Of course, this is not what happened. It is over a year later, and life looks much different than what we thought of as normal. And the pandemic did catch up with me after all. In February of 2021, I had a slow nervous breakdown from COVID exhaustion and had to take a week off work. So, what exactly does all of this have to do with this exhibition? Somehow, against all odds, I managed to make art during this time. There were definitely fits and starts and weeks at a time that I did not set foot in the studio, but I somehow kept creating, no matter what. Normally, my practice is very performative and outward-facing. I create in-person interactions in public spaces as part of my practice. Much of this work had to shift online and adapt itself to Zoom. I also dove deeper into my drawing practice. In this exhibition, you will see two 30-foot scrolls of drawings I created, which is my most ambitious and largest drawing project to date.
I found ways to keep collaborating with fellow artists over distance via mail. Featured in this exhibition are 11 collaborative coloring pages that I made with students from the University of North Carolina Greensboro. To make these drawings, I had the students send me words and images for inspiration, after which I created coloring pages that I mailed to them. The students completed the pages in a variety of ways. I also created a trans-Atlantic sculpture collaboration about the joy of food with artist Caroline Bugby, who mailed me her soft sculpture components from England. However, despite all of these logistics over the past year, the biggest challenge was allowing myself to feel joy - specifically, the joy of making. The murders and protests over the summer of 2020 affected me deeply, and I launched a project that had been on the backburner for a long time up to that point.
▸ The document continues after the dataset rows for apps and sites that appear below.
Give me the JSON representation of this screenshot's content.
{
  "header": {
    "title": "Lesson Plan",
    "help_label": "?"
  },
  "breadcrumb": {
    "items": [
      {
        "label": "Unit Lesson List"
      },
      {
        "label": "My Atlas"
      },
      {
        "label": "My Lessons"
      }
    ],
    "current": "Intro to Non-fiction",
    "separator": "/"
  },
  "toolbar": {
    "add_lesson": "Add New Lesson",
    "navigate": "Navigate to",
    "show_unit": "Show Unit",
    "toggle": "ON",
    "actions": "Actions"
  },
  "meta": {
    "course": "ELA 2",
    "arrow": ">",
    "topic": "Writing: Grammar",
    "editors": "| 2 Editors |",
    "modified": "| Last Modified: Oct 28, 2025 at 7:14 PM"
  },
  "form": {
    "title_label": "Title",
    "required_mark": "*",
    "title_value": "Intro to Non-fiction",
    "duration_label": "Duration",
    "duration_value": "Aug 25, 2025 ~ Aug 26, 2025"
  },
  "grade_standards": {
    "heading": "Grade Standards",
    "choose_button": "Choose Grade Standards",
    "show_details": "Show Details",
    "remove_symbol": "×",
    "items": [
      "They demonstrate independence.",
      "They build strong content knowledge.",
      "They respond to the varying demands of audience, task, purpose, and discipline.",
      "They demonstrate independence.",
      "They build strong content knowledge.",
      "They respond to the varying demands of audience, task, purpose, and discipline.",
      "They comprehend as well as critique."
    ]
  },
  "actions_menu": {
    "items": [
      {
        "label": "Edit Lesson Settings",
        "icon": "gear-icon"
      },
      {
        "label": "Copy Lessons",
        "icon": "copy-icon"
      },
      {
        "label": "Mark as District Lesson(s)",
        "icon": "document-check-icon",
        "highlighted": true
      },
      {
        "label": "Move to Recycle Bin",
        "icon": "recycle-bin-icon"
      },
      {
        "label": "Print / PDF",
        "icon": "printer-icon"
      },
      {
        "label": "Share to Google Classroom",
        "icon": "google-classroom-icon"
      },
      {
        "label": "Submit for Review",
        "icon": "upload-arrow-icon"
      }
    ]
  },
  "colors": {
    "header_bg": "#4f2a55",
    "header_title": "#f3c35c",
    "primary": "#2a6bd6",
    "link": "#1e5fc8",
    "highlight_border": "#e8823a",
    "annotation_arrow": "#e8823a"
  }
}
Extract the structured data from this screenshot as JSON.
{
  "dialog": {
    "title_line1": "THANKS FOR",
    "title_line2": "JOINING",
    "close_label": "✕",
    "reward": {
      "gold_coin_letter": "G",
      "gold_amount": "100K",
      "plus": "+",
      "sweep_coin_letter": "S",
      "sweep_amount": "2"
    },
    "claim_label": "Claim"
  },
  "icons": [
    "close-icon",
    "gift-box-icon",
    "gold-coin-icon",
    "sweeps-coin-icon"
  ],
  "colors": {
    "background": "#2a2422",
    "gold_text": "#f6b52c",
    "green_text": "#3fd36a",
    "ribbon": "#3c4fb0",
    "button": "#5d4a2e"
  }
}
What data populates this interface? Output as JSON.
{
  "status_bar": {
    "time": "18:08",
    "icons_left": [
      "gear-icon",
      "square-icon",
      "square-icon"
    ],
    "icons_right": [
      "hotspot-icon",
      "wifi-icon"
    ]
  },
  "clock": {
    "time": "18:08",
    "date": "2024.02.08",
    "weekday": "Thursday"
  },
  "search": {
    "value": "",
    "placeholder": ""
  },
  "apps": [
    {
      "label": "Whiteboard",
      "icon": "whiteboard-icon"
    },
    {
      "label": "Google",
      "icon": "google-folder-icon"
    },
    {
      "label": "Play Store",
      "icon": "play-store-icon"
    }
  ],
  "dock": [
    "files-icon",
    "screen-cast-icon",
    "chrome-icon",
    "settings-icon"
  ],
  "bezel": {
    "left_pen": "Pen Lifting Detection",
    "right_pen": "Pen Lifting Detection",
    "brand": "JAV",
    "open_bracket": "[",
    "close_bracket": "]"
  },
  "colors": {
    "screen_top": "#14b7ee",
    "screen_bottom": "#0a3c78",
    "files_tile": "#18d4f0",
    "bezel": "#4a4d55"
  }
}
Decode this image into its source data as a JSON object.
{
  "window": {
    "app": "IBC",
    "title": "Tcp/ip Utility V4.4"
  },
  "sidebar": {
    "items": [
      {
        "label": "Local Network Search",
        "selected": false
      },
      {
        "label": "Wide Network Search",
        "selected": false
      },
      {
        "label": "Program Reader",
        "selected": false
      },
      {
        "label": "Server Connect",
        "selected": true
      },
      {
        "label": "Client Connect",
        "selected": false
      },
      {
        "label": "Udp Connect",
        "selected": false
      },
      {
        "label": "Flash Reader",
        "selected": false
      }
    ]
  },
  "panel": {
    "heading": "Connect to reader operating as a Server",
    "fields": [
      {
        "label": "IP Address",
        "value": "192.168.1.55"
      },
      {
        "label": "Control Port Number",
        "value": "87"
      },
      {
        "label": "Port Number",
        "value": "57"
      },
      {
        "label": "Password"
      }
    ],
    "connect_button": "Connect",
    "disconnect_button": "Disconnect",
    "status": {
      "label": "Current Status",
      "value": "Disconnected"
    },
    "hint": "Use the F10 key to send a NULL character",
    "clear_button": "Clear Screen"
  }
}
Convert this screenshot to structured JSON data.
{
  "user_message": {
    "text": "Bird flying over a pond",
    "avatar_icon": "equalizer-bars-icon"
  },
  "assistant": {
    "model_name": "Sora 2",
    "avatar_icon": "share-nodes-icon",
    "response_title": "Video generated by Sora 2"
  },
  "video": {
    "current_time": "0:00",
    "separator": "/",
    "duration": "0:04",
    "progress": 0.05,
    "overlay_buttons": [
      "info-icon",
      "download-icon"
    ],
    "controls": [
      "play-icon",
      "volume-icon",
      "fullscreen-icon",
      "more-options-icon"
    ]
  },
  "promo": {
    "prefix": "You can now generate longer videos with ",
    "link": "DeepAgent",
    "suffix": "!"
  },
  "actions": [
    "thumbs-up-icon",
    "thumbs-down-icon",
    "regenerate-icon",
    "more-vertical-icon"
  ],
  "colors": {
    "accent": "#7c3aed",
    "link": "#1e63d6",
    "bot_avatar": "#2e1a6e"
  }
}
I partnered with artist and art therapist Alby Gyimah-Boadi, and we offered a pilot session of Art Therapy for Activists, an initiative that provided free Zoom art therapy workshops to BIPOC activists and change-makers. There are plans in the works to continue this project this coming autumn.
I hope that you enjoy this exhibition, and, more than anything else, that it can add a glimmer of joy to your day, no matter your circumstance.
About the Artist
Julia Caston is an artist who creates empathetic experiences, events, and objects. Her art practice focuses on creating deep connections between participants and collaborators, with a focus on social justice and antiracism. She received her BA from Columbia University, NY, and her MFA from The University of North Carolina at Greensboro. Caston has completed several artist residencies including the Kimmel Harding Nelson Center for the Arts Residency, Nebraska City, NE, and the Brightwork Fellowship at Anchorlight, Raleigh, NC. She has been the recipient of multiple commissions from the City of Raleigh and has exhibited her work throughout North America. Julia is from Minneapolis and lives and works in Raleigh, North Carolina. She is currently the Intern Coordinator and Outreach Assistant at the North Carolina Museum of Art.
Image Right: Photograph by Jonathan Tittle, 2020